Naturally each step in the chemotherapy day may feature some waiting. I’ve already written about the Memorial Sloan-Kettering (MSK) waiting room, but the moment the waiting ends also is worth discussing.
When the time for your chemotherapy session arrives, the call doesn’t come over a loudspeaker. Instead, you hear a voice calling your name. You look up and see, typically, a young and friendly face scanning the room. You wave, this person comes over, and he or she escorts you and your companions to the chemotherapy suite. Usually the escort has a smile and some friendly chat to make the transition as pleasant as possible. I think it works well, and that, like many features of the treatment process, it reflects careful thought by the people at MSK about how to make the patient experience as supportive as possible.
But it does raise a couple of questions about privacy. Obviously, when your name is called in a roomful of people, everyone there hears it and can put your name and face together. For some people – celebrities of one sort or another – that might be a real breach of privacy. My guess is that there are special procedures that can be arranged so that people who are really objects of public fascination make their way to treatment unannounced.
Still, what about the rest of us? I think the answer is that our privacy is protected pretty well, by three things. First, we’re all pretty anonymous (the celebrities having been taken care of in some special way). Second, most of the people in the room are more concerned with their own or their loved ones’ situation than with who else might be in similar straits – so they’re more focused on waiting to hear their name than on who else might be getting called. Third, I think there is a fellowship of cancer patients. We share a misfortune, and the nature of the room means that we, inevitably, recognize each other as people with a major illness. That we share, but only with each other, and it would be a breach of that shared fellowship to tell people outside the room.

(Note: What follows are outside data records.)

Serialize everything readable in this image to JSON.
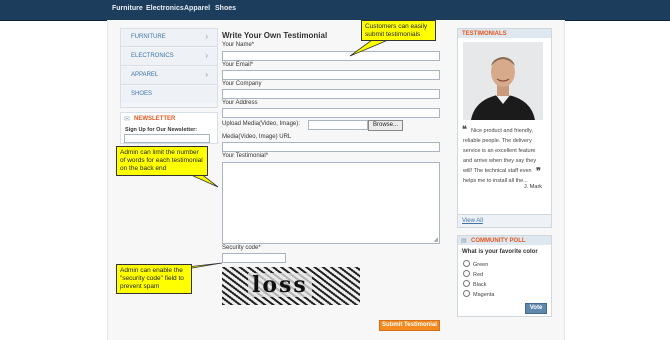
{
  "topnav": {
    "items": [
      "Furniture",
      "Electronics",
      "Apparel",
      "Shoes"
    ]
  },
  "sidebar": {
    "categories": [
      "FURNITURE",
      "ELECTRONICS",
      "APPAREL",
      "SHOES"
    ],
    "newsletter_title": "NEWSLETTER",
    "newsletter_label": "Sign Up for Our Newsletter:"
  },
  "form": {
    "title": "Write Your Own Testimonial",
    "name_label": "Your Name*",
    "email_label": "Your Email*",
    "company_label": "Your Company",
    "address_label": "Your Address",
    "upload_label": "Upload Media(Video, Image):",
    "browse_label": "Browse...",
    "media_url_label": "Media(Video, Image) URL",
    "testimonial_label": "Your Testimonial*",
    "security_label": "Security code*",
    "captcha_text": "loss",
    "submit_label": "Submit Testimonial"
  },
  "callouts": {
    "submit": "Customers can easily submit testimonials",
    "words": "Admin can limit the number of words for each testimonial on the back end",
    "security": "Admin can enable the \"security code\" field to prevent spam"
  },
  "testimonials": {
    "title": "TESTIMONIALS",
    "quote": "Nice product and friendly, reliable people. The delivery service is an excellent feature and arrive when they say they will! The technical staff even helps me to install all the...",
    "author": "J. Mark",
    "view_all": "View All"
  },
  "poll": {
    "title": "COMMUNITY POLL",
    "question": "What is your favorite color",
    "options": [
      "Green",
      "Red",
      "Black",
      "Magenta"
    ],
    "vote_label": "Vote"
  },
  "colors": {
    "accent": "#e4571f",
    "nav": "#1d3d5c",
    "callout": "#ffff00",
    "button": "#f38a1f"
  }
}
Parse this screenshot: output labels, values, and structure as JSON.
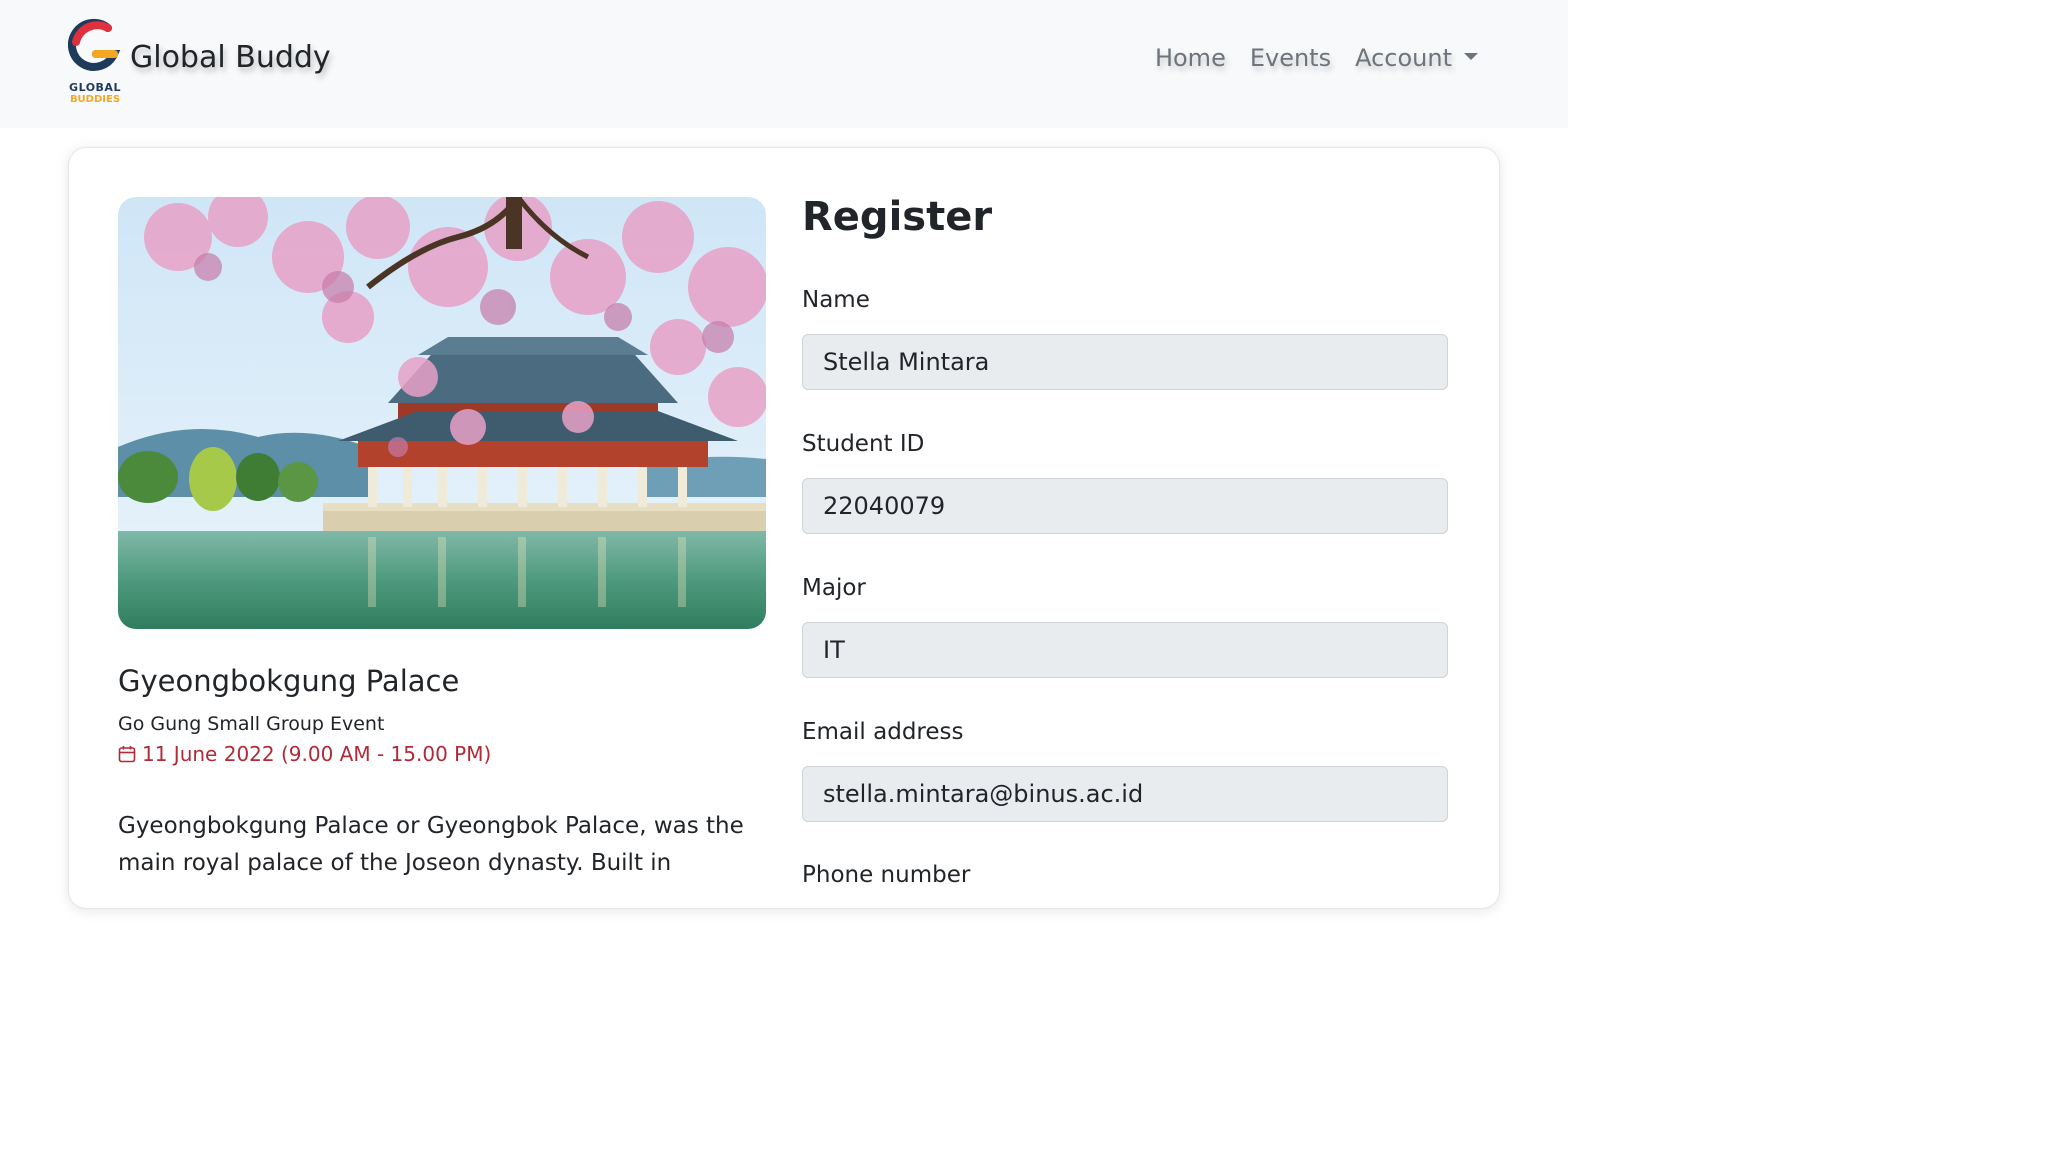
{
  "navbar": {
    "logo": {
      "line1": "GLOBAL",
      "line2": "BUDDIES"
    },
    "brand": "Global Buddy",
    "links": [
      {
        "label": "Home"
      },
      {
        "label": "Events"
      },
      {
        "label": "Account"
      }
    ]
  },
  "event": {
    "title": "Gyeongbokgung Palace",
    "subtitle": "Go Gung Small Group Event",
    "date": "11 June 2022 (9.00 AM - 15.00 PM)",
    "description": "Gyeongbokgung Palace or Gyeongbok Palace, was the main royal palace of the Joseon dynasty. Built in"
  },
  "form": {
    "title": "Register",
    "fields": [
      {
        "label": "Name",
        "value": "Stella Mintara"
      },
      {
        "label": "Student ID",
        "value": "22040079"
      },
      {
        "label": "Major",
        "value": "IT"
      },
      {
        "label": "Email address",
        "value": "stella.mintara@binus.ac.id"
      },
      {
        "label": "Phone number"
      }
    ]
  },
  "colors": {
    "navbar_bg": "#f8f9fa",
    "date_red": "#b02a37",
    "input_bg": "#e9ecef",
    "logo_navy": "#1f3b5c",
    "logo_red": "#e0303e",
    "logo_yellow": "#f5a623"
  },
  "icons": [
    "calendar-icon",
    "dropdown-caret-icon",
    "global-buddies-logo"
  ]
}
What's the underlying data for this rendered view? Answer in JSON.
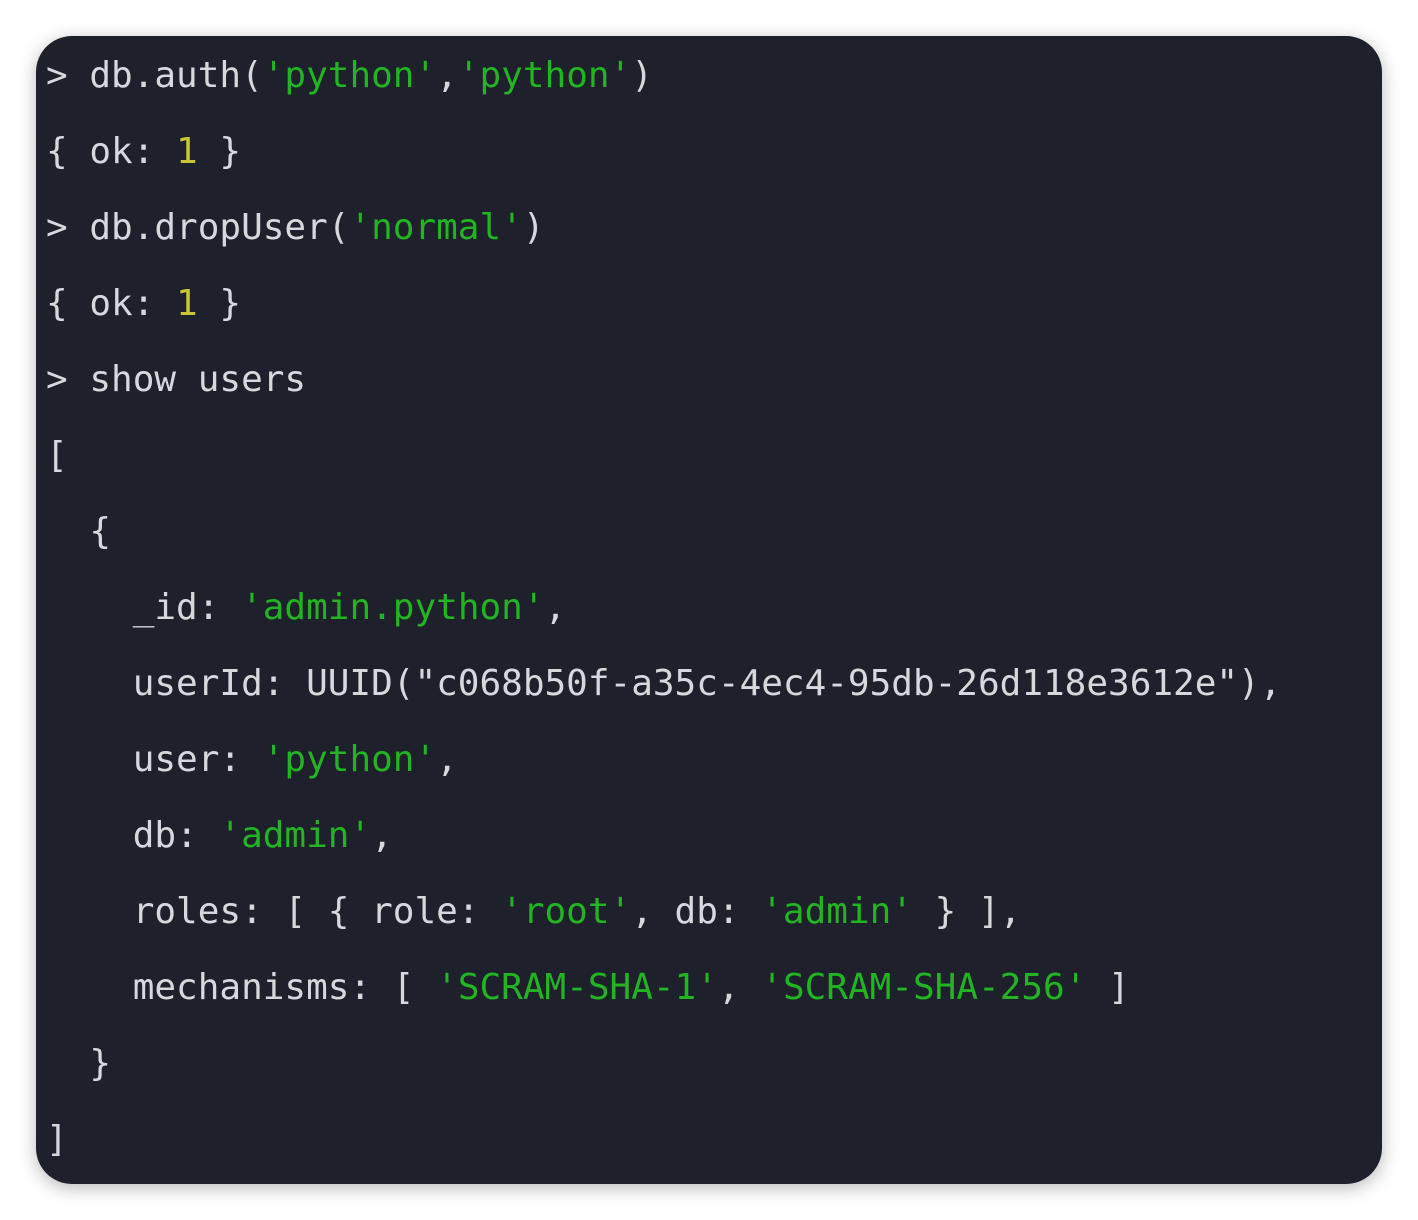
{
  "terminal": {
    "lines": [
      {
        "segments": [
          {
            "text": "> db.auth(",
            "kind": "plain"
          },
          {
            "text": "'python'",
            "kind": "string"
          },
          {
            "text": ",",
            "kind": "plain"
          },
          {
            "text": "'python'",
            "kind": "string"
          },
          {
            "text": ")",
            "kind": "plain"
          }
        ]
      },
      {
        "segments": [
          {
            "text": "{ ok: ",
            "kind": "plain"
          },
          {
            "text": "1",
            "kind": "number"
          },
          {
            "text": " }",
            "kind": "plain"
          }
        ]
      },
      {
        "segments": [
          {
            "text": "> db.dropUser(",
            "kind": "plain"
          },
          {
            "text": "'normal'",
            "kind": "string"
          },
          {
            "text": ")",
            "kind": "plain"
          }
        ]
      },
      {
        "segments": [
          {
            "text": "{ ok: ",
            "kind": "plain"
          },
          {
            "text": "1",
            "kind": "number"
          },
          {
            "text": " }",
            "kind": "plain"
          }
        ]
      },
      {
        "segments": [
          {
            "text": "> show users",
            "kind": "plain"
          }
        ]
      },
      {
        "segments": [
          {
            "text": "[",
            "kind": "plain"
          }
        ]
      },
      {
        "segments": [
          {
            "text": "  {",
            "kind": "plain"
          }
        ]
      },
      {
        "segments": [
          {
            "text": "    _id: ",
            "kind": "plain"
          },
          {
            "text": "'admin.python'",
            "kind": "string"
          },
          {
            "text": ",",
            "kind": "plain"
          }
        ]
      },
      {
        "segments": [
          {
            "text": "    userId: UUID(\"c068b50f-a35c-4ec4-95db-26d118e3612e\"),",
            "kind": "plain"
          }
        ]
      },
      {
        "segments": [
          {
            "text": "    user: ",
            "kind": "plain"
          },
          {
            "text": "'python'",
            "kind": "string"
          },
          {
            "text": ",",
            "kind": "plain"
          }
        ]
      },
      {
        "segments": [
          {
            "text": "    db: ",
            "kind": "plain"
          },
          {
            "text": "'admin'",
            "kind": "string"
          },
          {
            "text": ",",
            "kind": "plain"
          }
        ]
      },
      {
        "segments": [
          {
            "text": "    roles: [ { role: ",
            "kind": "plain"
          },
          {
            "text": "'root'",
            "kind": "string"
          },
          {
            "text": ", db: ",
            "kind": "plain"
          },
          {
            "text": "'admin'",
            "kind": "string"
          },
          {
            "text": " } ],",
            "kind": "plain"
          }
        ]
      },
      {
        "segments": [
          {
            "text": "    mechanisms: [ ",
            "kind": "plain"
          },
          {
            "text": "'SCRAM-SHA-1'",
            "kind": "string"
          },
          {
            "text": ", ",
            "kind": "plain"
          },
          {
            "text": "'SCRAM-SHA-256'",
            "kind": "string"
          },
          {
            "text": " ]",
            "kind": "plain"
          }
        ]
      },
      {
        "segments": [
          {
            "text": "  }",
            "kind": "plain"
          }
        ]
      },
      {
        "segments": [
          {
            "text": "]",
            "kind": "plain"
          }
        ]
      }
    ]
  },
  "colors": {
    "background": "#1e212c",
    "text": "#d7d8dc",
    "string": "#22b422",
    "number": "#c8c53a"
  }
}
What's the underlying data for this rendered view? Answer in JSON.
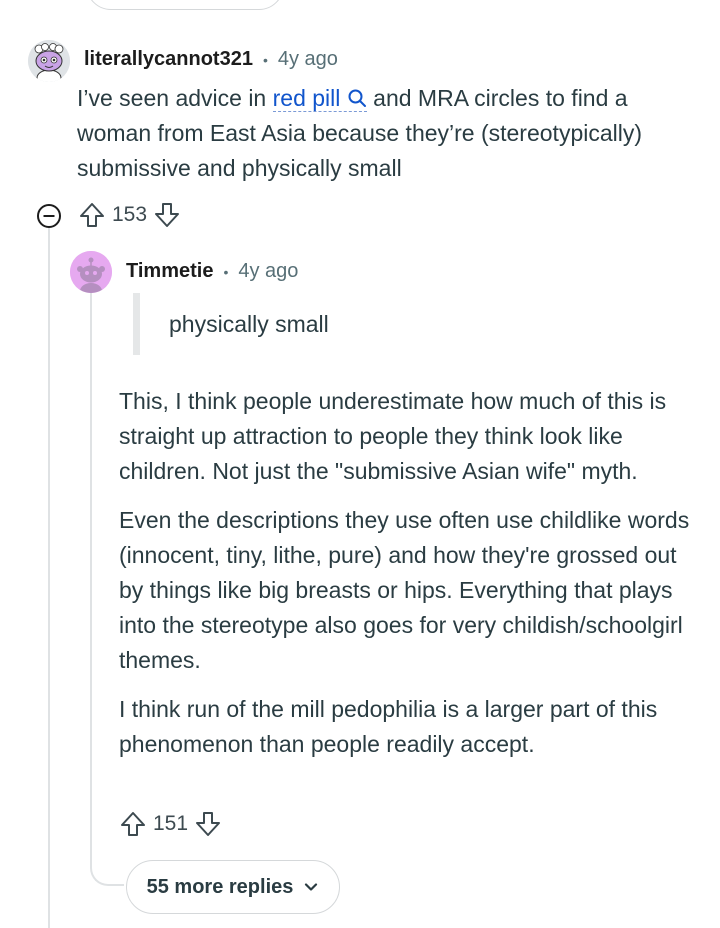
{
  "comment1": {
    "username": "literallycannot321",
    "separator": "•",
    "time": "4y ago",
    "text_before": "I’ve seen advice in ",
    "link_text": "red pill",
    "text_after": " and MRA circles to find a woman from East Asia because they’re (stereotypically) submissive and physically small",
    "votes": "153",
    "avatar_icon": "snoo-avatar-icon"
  },
  "comment2": {
    "username": "Timmetie",
    "separator": "•",
    "time": "4y ago",
    "quote": "physically small",
    "paragraphs": [
      "This, I think people underestimate how much of this is straight up attraction to people they think look like children. Not just the \"submissive Asian wife\" myth.",
      "Even the descriptions they use often use childlike words (innocent, tiny, lithe, pure) and how they're grossed out by things like big breasts or hips. Everything that plays into the stereotype also goes for very childish/schoolgirl themes.",
      "I think run of the mill pedophilia is a larger part of this phenomenon than people readily accept."
    ],
    "votes": "151",
    "avatar_icon": "snoo-avatar-icon"
  },
  "more_replies": {
    "label": "55 more replies"
  },
  "colors": {
    "link": "#1155cc",
    "meta": "#576f76",
    "text": "#2a3c42",
    "thread_line": "#dfe2e4",
    "avatar2_bg": "#e6a9f0"
  }
}
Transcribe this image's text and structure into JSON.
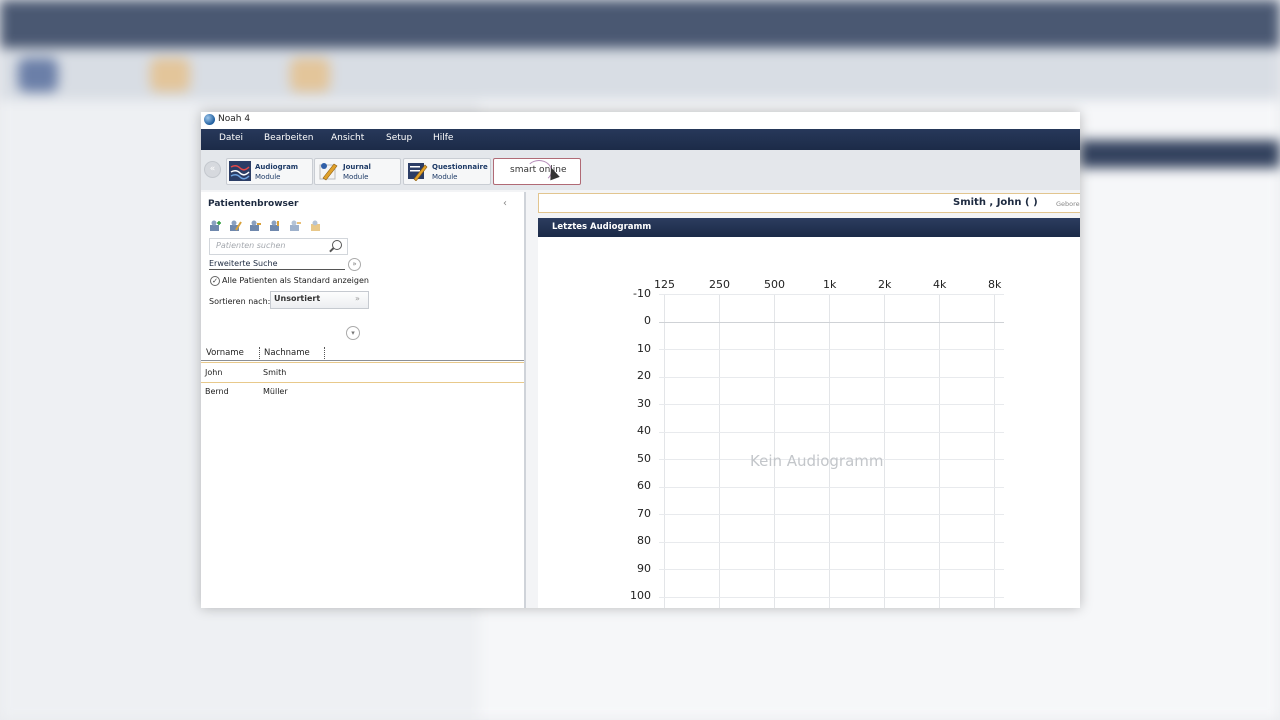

I imagine that MSK thought about all this too – and concluded that the modest risks to privacy were outweighed by the benefits of the personal touch and the smiling face that patients encounter when they hear their name called as they do now.